Violent crime in Charlotte was up sharply during the first three months of the year, compared with a year ago. That's according to statistics out Wednesday from Charlotte Mecklenburg Police.
Murder, robbery, assault and other violent crimes had been on the decline in Charlotte and across the U.S. over the past decade or so. More recently it has been ticking back up, so CMPD is concerned.
“Eight years ago, we began a very precipitous decline in our crime numbers that we're very proud of,” Deputy Chief Jeff Estes said at CMPD’s weekly crime briefing Wednesday.
“You know, as much as we'd like to take credit for that, and a lot of things that go into reduction in crime numbers ... And so we have to take responsibility, some of it, when crime goes back up,” Estes said.
Overall crime was up 4.5 percent compared with the same period a year ago. Violent crimes are rising faster – at 14.4 percent.
A big jump in murders is part of that increase. So far this year, 30 people have been murdered in Charlotte. Last year at this time, the number was 16.
“What we believe, and what we see is that people, for whatever reason, want to solve their disputes through violence, increasingly handguns. So they think nothing of shooting rounds off in a neighborhood at each other,” Estes said.
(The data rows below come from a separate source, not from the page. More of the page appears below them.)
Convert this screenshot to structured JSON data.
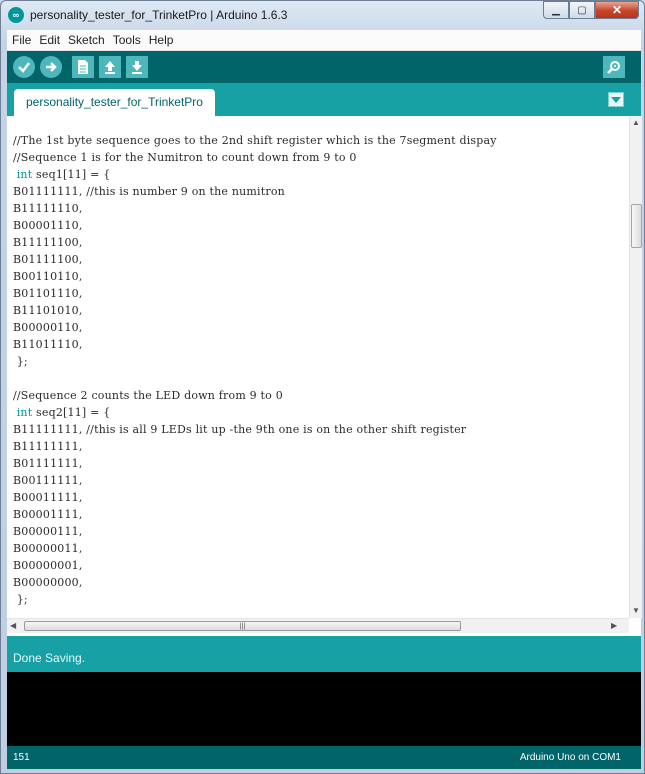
{
  "window": {
    "title": "personality_tester_for_TrinketPro | Arduino 1.6.3",
    "icon": "arduino-infinity-icon",
    "controls": {
      "minimize": "minimize-icon",
      "maximize": "maximize-icon",
      "close": "close-icon"
    }
  },
  "menu": [
    "File",
    "Edit",
    "Sketch",
    "Tools",
    "Help"
  ],
  "toolbar": {
    "buttons": [
      "verify-icon",
      "upload-icon",
      "new-icon",
      "open-icon",
      "save-icon"
    ],
    "right": "serial-monitor-icon"
  },
  "tabs": [
    "personality_tester_for_TrinketPro"
  ],
  "code": [
    {
      "text": "//The 1st byte sequence goes to the 2nd shift register which is the 7segment dispay"
    },
    {
      "text": "//Sequence 1 is for the Numitron to count down from 9 to 0"
    },
    {
      "kw": " int",
      "text": " seq1[11] = {"
    },
    {
      "text": "B01111111, //this is number 9 on the numitron"
    },
    {
      "text": "B11111110,"
    },
    {
      "text": "B00001110,"
    },
    {
      "text": "B11111100,"
    },
    {
      "text": "B01111100,"
    },
    {
      "text": "B00110110,"
    },
    {
      "text": "B01101110,"
    },
    {
      "text": "B11101010,"
    },
    {
      "text": "B00000110,"
    },
    {
      "text": "B11011110,"
    },
    {
      "text": " };"
    },
    {
      "text": ""
    },
    {
      "text": "//Sequence 2 counts the LED down from 9 to 0"
    },
    {
      "kw": " int",
      "text": " seq2[11] = {"
    },
    {
      "text": "B11111111, //this is all 9 LEDs lit up -the 9th one is on the other shift register"
    },
    {
      "text": "B11111111,"
    },
    {
      "text": "B01111111,"
    },
    {
      "text": "B00111111,"
    },
    {
      "text": "B00011111,"
    },
    {
      "text": "B00001111,"
    },
    {
      "text": "B00000111,"
    },
    {
      "text": "B00000011,"
    },
    {
      "text": "B00000001,"
    },
    {
      "text": "B00000000,"
    },
    {
      "text": " };"
    }
  ],
  "status": {
    "message": "Done Saving."
  },
  "footer": {
    "line": "151",
    "board": "Arduino Uno on COM1"
  },
  "colors": {
    "teal_dark": "#006468",
    "teal": "#17a1a5",
    "keyword": "#00979c"
  }
}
There's a bit of a bright spot: Nearly three-quarters of those murders have been solved. That may be because many involved people who knew each other. Many were related to drug deals, and some grew out of domestic violence.
Other categories with big increases included: robberies (up 20.1 percent), aggravated assaults (up 12.4 percent), and car thefts (up 11 percent). Burglaries were up 19 percent overall, but the biggest factor was a 68 percent increase in burglaries from businesses. Residential burglaries were up just 1.5 percent.
Larcenies were down 2.2 percent overall, but car break-ins were up, by 9.5 percent.
There were 55 arson fires, up 14.6 percent from 48 a year ago.
One of the few crimes to decline was rape - 74 were reported in the first quarter, three fewer than a year ago.
CMPD officials spent time at Wednesday’s briefing talking about successes.
Estes said CMPD has helped cut back on crime by beefing up patrols in high-crime areas, what the department calls its "Avalanche" program.
He also noted that police made quick arrests in 16 burglary cases in the past few weeks. He said officers responded quickly and chased down suspects at the scene.
“A lot of them (officers) ran them down on foot, with helicopters overhead, the dark of night, confusion, and they still were able to make catches,” Estes said. “And let me tell you, that means that there's victims out there who will, at least we hope, get to see some justice.”
And Sgt. Celestine Ratliff presented information about CMPD's Juvenile Diversion Program. It lets first-time non-violent offenders ages 6 to 17 avoid jail time by participating in education and community service. She said more than 80 percent of the youths referred to the program do not return to the criminal justice system within a year.
CMPD plans a Youth Symposium June 3 at the Police Fire & Training Academy on Shopton Road.
COMMENT ON RAISES
Estes also was asked to comment on news reports this week that the local chapter of the Fraternal Order of Police wants the city to do more to support officers, including providing bigger raises.
"You ask any cop do we need more cops, and they'll tell you, yeah, absolutely," Estes said.
As far as whether council is doing enough to support police, he said that varies from officer to officer. "I would be very cautious to say any one speaks for every rank-and-file member," Estes said.
He said he thinks the public and city council are fairly supportive. He welcomed the city's plan to add 62 officers in next year's budget.
May 10, 2017, CMPD handouts on 1st Quarter 2017 Crime Statistics and the Juvenile Diversion program, which gives youth 6-17 a second chance by participating in education and community service. (PDF)